══ Material provided ══

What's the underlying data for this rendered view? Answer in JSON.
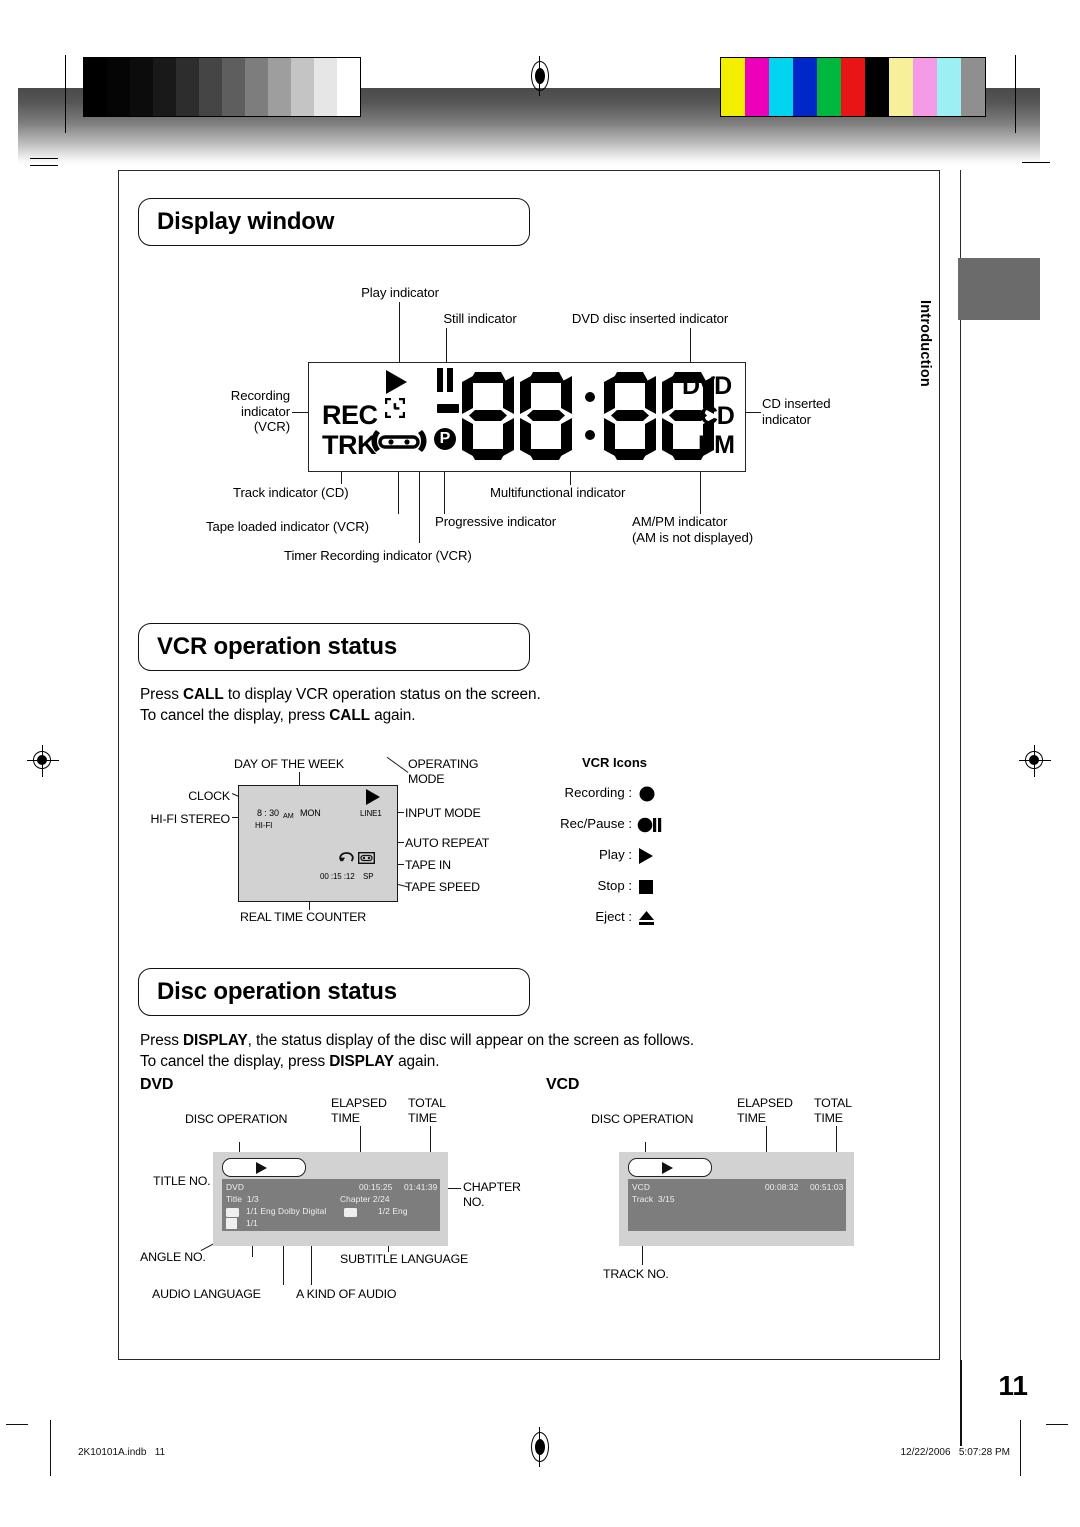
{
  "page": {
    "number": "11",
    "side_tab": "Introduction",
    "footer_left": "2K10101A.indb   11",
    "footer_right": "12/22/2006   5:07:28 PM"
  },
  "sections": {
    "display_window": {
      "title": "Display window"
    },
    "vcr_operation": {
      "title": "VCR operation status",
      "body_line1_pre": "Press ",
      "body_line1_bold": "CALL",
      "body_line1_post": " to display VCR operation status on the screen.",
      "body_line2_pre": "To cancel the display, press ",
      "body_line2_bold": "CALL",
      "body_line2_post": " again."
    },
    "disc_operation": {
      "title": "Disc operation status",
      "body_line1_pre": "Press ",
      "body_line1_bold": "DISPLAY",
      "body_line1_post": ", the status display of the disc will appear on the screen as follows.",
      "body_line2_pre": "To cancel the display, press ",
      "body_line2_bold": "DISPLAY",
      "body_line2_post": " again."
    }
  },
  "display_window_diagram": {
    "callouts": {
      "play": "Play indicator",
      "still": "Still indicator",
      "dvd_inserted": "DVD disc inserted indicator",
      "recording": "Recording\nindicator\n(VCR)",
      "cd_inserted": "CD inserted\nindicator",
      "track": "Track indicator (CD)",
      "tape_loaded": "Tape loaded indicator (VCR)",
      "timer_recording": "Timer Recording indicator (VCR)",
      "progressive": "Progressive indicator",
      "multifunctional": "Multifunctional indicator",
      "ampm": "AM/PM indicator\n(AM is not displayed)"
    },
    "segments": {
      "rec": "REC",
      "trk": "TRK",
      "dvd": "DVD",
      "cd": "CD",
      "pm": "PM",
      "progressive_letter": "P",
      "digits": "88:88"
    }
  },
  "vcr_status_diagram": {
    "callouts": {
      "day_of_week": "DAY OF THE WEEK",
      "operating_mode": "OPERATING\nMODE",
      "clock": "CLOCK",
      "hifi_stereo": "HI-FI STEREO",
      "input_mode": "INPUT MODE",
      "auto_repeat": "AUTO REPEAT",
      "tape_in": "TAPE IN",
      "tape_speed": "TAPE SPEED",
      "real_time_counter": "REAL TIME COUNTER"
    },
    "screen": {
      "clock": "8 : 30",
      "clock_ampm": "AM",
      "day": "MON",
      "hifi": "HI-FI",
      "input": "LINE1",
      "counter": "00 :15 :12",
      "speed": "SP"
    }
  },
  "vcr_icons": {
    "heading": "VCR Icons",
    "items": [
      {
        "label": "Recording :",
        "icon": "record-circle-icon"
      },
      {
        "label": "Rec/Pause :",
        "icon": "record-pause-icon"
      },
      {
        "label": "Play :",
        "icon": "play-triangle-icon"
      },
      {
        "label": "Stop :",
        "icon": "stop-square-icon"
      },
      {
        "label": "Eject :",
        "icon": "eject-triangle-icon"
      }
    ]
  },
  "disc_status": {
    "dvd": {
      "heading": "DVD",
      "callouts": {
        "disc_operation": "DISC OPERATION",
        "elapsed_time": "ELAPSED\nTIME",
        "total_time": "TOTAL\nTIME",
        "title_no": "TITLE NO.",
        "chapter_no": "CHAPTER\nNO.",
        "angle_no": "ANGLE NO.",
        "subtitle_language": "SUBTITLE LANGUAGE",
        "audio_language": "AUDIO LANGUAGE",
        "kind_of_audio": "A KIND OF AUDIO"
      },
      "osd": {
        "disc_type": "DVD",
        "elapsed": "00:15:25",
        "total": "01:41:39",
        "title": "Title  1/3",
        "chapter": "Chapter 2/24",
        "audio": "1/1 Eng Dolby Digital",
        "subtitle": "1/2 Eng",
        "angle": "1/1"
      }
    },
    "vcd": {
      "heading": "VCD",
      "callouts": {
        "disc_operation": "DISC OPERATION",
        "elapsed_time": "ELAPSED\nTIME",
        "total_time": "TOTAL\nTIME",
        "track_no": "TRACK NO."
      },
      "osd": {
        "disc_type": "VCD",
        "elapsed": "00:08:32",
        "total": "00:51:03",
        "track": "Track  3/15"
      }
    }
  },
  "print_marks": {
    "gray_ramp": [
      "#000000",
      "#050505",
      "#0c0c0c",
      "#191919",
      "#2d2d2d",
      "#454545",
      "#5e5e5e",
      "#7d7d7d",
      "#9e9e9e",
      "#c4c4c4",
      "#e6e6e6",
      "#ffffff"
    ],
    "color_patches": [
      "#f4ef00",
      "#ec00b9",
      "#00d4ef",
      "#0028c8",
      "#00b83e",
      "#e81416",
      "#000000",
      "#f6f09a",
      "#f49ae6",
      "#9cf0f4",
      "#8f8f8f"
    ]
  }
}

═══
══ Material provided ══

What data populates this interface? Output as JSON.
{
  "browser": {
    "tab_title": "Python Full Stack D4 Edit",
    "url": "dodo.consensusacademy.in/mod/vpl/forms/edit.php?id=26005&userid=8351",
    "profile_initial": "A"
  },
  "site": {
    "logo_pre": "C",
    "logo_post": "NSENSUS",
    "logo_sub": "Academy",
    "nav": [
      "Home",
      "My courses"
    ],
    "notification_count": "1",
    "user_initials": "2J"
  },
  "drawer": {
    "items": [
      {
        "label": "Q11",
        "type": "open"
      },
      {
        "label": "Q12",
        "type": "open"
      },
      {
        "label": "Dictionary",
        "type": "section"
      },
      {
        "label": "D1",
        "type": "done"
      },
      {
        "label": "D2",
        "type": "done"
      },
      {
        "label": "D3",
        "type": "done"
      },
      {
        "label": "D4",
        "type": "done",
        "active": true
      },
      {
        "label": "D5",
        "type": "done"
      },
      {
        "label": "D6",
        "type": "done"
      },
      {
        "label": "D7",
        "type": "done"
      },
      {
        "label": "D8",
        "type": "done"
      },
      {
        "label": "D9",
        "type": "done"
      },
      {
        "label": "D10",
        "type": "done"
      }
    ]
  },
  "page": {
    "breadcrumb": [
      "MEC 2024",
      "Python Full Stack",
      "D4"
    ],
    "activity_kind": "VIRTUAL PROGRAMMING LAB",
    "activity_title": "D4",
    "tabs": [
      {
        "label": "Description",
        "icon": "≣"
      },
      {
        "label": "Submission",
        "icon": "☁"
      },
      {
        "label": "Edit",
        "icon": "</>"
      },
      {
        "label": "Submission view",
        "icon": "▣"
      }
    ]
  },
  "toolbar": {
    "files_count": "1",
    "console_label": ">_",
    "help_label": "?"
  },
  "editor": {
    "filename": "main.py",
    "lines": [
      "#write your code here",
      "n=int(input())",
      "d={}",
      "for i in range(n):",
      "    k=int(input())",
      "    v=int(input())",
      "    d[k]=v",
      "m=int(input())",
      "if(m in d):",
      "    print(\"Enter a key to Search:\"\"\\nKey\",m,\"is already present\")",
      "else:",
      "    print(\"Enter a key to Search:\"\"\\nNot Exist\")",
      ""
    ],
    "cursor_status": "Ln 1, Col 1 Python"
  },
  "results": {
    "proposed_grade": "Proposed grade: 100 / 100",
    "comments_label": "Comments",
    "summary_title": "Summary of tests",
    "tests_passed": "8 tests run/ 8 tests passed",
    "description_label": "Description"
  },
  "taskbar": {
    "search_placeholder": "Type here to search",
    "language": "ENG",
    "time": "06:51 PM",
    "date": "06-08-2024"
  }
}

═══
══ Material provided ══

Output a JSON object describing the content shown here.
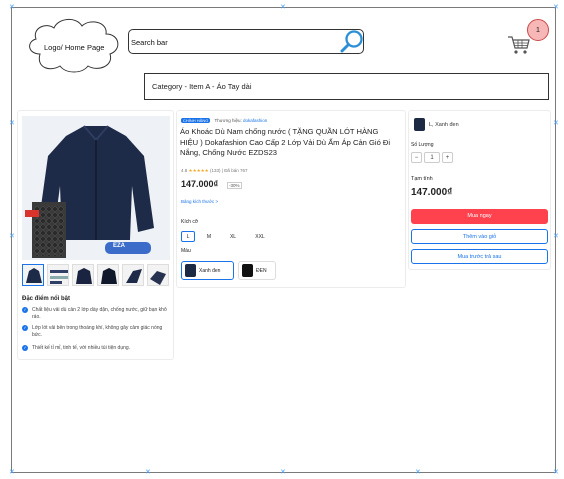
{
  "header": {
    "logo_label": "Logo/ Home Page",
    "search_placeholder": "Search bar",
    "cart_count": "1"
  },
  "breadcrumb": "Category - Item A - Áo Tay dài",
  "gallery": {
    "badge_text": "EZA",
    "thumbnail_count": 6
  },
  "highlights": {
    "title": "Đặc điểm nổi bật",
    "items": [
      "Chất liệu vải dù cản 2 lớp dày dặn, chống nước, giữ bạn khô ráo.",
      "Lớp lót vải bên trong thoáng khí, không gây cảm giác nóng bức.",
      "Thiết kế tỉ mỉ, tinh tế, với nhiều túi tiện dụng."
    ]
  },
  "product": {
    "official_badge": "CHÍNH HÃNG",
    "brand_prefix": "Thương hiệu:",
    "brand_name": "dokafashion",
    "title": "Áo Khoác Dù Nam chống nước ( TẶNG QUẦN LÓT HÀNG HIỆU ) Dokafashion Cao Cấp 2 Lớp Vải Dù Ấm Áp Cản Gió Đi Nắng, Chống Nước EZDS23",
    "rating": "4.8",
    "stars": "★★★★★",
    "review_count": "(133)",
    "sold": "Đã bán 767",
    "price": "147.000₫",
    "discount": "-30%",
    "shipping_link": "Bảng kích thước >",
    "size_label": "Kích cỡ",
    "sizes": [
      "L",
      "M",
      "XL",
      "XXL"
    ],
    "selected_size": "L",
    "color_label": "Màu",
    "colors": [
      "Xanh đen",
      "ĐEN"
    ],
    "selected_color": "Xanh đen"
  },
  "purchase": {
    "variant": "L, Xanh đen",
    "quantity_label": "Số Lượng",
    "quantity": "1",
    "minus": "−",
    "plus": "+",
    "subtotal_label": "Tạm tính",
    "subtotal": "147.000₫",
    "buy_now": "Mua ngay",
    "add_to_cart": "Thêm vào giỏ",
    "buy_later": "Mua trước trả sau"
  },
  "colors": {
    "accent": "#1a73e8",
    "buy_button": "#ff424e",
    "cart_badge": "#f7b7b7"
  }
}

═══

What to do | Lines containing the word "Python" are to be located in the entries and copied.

Result of this exercise |
    "tab_title": "Python Full Stack D4 Edit",
      "Python Full Stack",
    "cursor_status": "Ln 1, Col 1 Python"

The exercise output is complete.